“It’s easy to waste time going into a new international market without thinking it through, so the key is research! Also, work in collaboration. Speak to Cumbria Tourism to get advice. Seek out groups and forums where you can share knowledge and expertise with like-minded businesses.
“For instance, there are two China Forums in our county, made up of businesses specifically targeting this fast-growing market. We know Chinese visitors face specific barriers to travel overseas, not least the restrictions on what they can see online. By working with established forums, you can overcome these issues together.
“From a day-to-day marketing perspective, we would always recommend you promote the destination first, and then your business. Inspire your audience, then reassure them about accessibility and ease of travel. Don’t forget to include maps on your marketing materials and clearly show our proximity to key locations such as London, Edinburgh and key airports. If you are 5 minutes away from a train station, make sure you tell them. Always make it simple!
“This is particularly important in the context of Brexit. There is a lot of chatter online with people making ill-informed comments, like ‘‘you won’t get a visa” to travel to the UK after Brexit. Make sure you use your channels to signpost the correct information to visitors and keep providing that reassurance.
“Of course, we should also remember that domestic visitors are our core market. We’ve seen that people are holding off foreign holidays, so now is the perfect time to capitalise. If people are worried about the financial implications of European holidays post-Brexit, consider what you can do to make it easy and attractive to the domestic market.

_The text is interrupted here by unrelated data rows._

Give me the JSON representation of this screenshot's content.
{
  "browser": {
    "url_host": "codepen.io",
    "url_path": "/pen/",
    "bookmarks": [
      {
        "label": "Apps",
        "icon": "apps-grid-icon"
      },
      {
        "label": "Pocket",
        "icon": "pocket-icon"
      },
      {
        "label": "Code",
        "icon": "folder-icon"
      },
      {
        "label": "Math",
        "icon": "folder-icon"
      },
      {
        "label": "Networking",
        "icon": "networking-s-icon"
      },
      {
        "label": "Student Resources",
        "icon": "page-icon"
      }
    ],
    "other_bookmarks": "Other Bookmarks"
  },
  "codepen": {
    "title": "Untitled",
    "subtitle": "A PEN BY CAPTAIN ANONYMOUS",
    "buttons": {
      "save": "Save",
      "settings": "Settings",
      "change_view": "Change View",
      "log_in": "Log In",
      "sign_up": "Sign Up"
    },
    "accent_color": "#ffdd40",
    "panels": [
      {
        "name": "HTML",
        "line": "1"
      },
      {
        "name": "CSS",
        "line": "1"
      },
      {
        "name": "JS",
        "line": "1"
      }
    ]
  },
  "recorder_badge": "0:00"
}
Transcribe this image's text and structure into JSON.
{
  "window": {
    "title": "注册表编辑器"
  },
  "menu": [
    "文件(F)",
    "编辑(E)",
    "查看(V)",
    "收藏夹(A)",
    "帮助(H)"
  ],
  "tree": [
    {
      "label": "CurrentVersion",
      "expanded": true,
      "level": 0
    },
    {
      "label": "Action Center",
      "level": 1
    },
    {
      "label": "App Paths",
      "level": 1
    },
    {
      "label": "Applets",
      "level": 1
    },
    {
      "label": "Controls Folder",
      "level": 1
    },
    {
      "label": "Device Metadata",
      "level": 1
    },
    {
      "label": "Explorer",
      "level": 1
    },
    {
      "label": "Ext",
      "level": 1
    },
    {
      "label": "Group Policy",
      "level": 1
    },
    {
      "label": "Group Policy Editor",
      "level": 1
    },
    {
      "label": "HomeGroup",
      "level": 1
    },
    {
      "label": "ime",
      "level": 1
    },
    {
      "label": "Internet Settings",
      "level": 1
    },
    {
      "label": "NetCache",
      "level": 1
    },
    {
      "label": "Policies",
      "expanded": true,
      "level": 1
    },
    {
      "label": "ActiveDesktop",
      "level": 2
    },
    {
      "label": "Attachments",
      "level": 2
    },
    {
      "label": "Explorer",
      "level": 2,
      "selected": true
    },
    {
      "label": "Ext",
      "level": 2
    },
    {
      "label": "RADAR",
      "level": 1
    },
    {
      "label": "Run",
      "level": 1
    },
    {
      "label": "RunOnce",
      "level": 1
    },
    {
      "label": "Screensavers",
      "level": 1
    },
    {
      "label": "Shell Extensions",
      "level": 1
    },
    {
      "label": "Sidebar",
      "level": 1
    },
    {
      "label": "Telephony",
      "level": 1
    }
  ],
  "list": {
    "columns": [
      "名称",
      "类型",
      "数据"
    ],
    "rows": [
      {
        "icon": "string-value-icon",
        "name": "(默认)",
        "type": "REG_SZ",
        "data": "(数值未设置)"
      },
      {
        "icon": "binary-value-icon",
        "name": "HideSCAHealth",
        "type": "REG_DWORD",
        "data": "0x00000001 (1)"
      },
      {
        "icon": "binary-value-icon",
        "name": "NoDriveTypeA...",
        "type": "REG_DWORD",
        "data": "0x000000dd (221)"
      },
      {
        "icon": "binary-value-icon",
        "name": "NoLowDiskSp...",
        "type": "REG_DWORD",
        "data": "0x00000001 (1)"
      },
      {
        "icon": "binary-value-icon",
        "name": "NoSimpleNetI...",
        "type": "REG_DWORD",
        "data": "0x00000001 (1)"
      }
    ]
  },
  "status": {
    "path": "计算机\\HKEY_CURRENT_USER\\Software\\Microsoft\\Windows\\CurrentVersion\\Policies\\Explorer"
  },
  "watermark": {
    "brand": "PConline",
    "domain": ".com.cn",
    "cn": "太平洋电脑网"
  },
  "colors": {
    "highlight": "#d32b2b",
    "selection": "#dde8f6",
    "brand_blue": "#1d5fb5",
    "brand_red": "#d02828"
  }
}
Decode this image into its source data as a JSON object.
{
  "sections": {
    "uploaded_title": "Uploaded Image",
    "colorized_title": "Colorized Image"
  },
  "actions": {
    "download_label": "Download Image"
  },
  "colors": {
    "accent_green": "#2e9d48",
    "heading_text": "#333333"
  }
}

“For a self-catering property, that may be being more flexible with shorter breaks – say, offering 2 or 3 night breaks instead of a traditional week-long visit. Or it might be making the most of your databases to give people a reason to come at specific times. Take Cumbria Tourism’s #theplacetobe campaign, which is focussing on things to do in the traditionally quieter winter months. It’s all about the experiences and memories you can help them make.”